Task objective: Write the data below out again, exactly as each line reads.

[Items from an interface collection]
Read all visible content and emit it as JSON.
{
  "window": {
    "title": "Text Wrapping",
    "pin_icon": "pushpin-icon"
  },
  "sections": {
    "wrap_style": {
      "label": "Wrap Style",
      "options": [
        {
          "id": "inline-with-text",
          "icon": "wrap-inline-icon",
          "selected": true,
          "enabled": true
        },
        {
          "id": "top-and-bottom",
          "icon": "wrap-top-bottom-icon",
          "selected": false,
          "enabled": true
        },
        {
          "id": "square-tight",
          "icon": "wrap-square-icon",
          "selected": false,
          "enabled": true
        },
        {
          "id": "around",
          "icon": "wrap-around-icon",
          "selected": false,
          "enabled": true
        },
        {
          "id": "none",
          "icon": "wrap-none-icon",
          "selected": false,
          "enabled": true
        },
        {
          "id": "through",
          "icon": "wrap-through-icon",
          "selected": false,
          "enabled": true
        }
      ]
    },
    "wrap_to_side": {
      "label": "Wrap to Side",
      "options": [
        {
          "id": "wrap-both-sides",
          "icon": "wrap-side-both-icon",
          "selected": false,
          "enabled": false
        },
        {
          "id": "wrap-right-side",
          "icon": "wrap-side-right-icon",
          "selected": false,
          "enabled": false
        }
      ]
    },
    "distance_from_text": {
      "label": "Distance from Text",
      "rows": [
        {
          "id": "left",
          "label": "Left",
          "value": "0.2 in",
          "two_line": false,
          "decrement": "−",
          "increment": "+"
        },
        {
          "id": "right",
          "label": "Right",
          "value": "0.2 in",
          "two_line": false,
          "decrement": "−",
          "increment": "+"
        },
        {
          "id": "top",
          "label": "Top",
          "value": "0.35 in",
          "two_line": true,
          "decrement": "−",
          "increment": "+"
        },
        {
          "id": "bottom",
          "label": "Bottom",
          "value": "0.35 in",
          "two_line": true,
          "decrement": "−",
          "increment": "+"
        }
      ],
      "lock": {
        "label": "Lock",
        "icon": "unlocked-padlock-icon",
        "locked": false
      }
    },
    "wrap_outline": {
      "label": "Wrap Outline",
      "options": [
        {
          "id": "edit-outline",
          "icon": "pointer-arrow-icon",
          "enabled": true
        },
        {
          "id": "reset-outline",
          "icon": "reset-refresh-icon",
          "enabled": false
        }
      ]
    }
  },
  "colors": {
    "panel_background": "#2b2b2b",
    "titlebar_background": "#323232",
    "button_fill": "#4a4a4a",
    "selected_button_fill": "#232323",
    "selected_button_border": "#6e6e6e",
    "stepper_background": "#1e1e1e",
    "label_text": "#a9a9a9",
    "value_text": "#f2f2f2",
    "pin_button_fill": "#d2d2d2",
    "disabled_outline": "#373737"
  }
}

Response to the exercise:
Read all visible content and emit it as JSON.
{
  "window": {
    "title": "Text Wrapping",
    "pin_icon": "pushpin-icon"
  },
  "sections": {
    "wrap_style": {
      "label": "Wrap Style",
      "options": [
        {
          "id": "inline-with-text",
          "icon": "wrap-inline-icon",
          "selected": true,
          "enabled": true
        },
        {
          "id": "top-and-bottom",
          "icon": "wrap-top-bottom-icon",
          "selected": false,
          "enabled": true
        },
        {
          "id": "square-tight",
          "icon": "wrap-square-icon",
          "selected": false,
          "enabled": true
        },
        {
          "id": "around",
          "icon": "wrap-around-icon",
          "selected": false,
          "enabled": true
        },
        {
          "id": "none",
          "icon": "wrap-none-icon",
          "selected": false,
          "enabled": true
        },
        {
          "id": "through",
          "icon": "wrap-through-icon",
          "selected": false,
          "enabled": true
        }
      ]
    },
    "wrap_to_side": {
      "label": "Wrap to Side",
      "options": [
        {
          "id": "wrap-both-sides",
          "icon": "wrap-side-both-icon",
          "selected": false,
          "enabled": false
        },
        {
          "id": "wrap-right-side",
          "icon": "wrap-side-right-icon",
          "selected": false,
          "enabled": false
        }
      ]
    },
    "distance_from_text": {
      "label": "Distance from Text",
      "rows": [
        {
          "id": "left",
          "label": "Left",
          "value": "0.2 in",
          "two_line": false,
          "decrement": "−",
          "increment": "+"
        },
        {
          "id": "right",
          "label": "Right",
          "value": "0.2 in",
          "two_line": false,
          "decrement": "−",
          "increment": "+"
        },
        {
          "id": "top",
          "label": "Top",
          "value": "0.35 in",
          "two_line": true,
          "decrement": "−",
          "increment": "+"
        },
        {
          "id": "bottom",
          "label": "Bottom",
          "value": "0.35 in",
          "two_line": true,
          "decrement": "−",
          "increment": "+"
        }
      ],
      "lock": {
        "label": "Lock",
        "icon": "unlocked-padlock-icon",
        "locked": false
      }
    },
    "wrap_outline": {
      "label": "Wrap Outline",
      "options": [
        {
          "id": "edit-outline",
          "icon": "pointer-arrow-icon",
          "enabled": true
        },
        {
          "id": "reset-outline",
          "icon": "reset-refresh-icon",
          "enabled": false
        }
      ]
    }
  },
  "colors": {
    "panel_background": "#2b2b2b",
    "titlebar_background": "#323232",
    "button_fill": "#4a4a4a",
    "selected_button_fill": "#232323",
    "selected_button_border": "#6e6e6e",
    "stepper_background": "#1e1e1e",
    "label_text": "#a9a9a9",
    "value_text": "#f2f2f2",
    "pin_button_fill": "#d2d2d2",
    "disabled_outline": "#373737"
  }
}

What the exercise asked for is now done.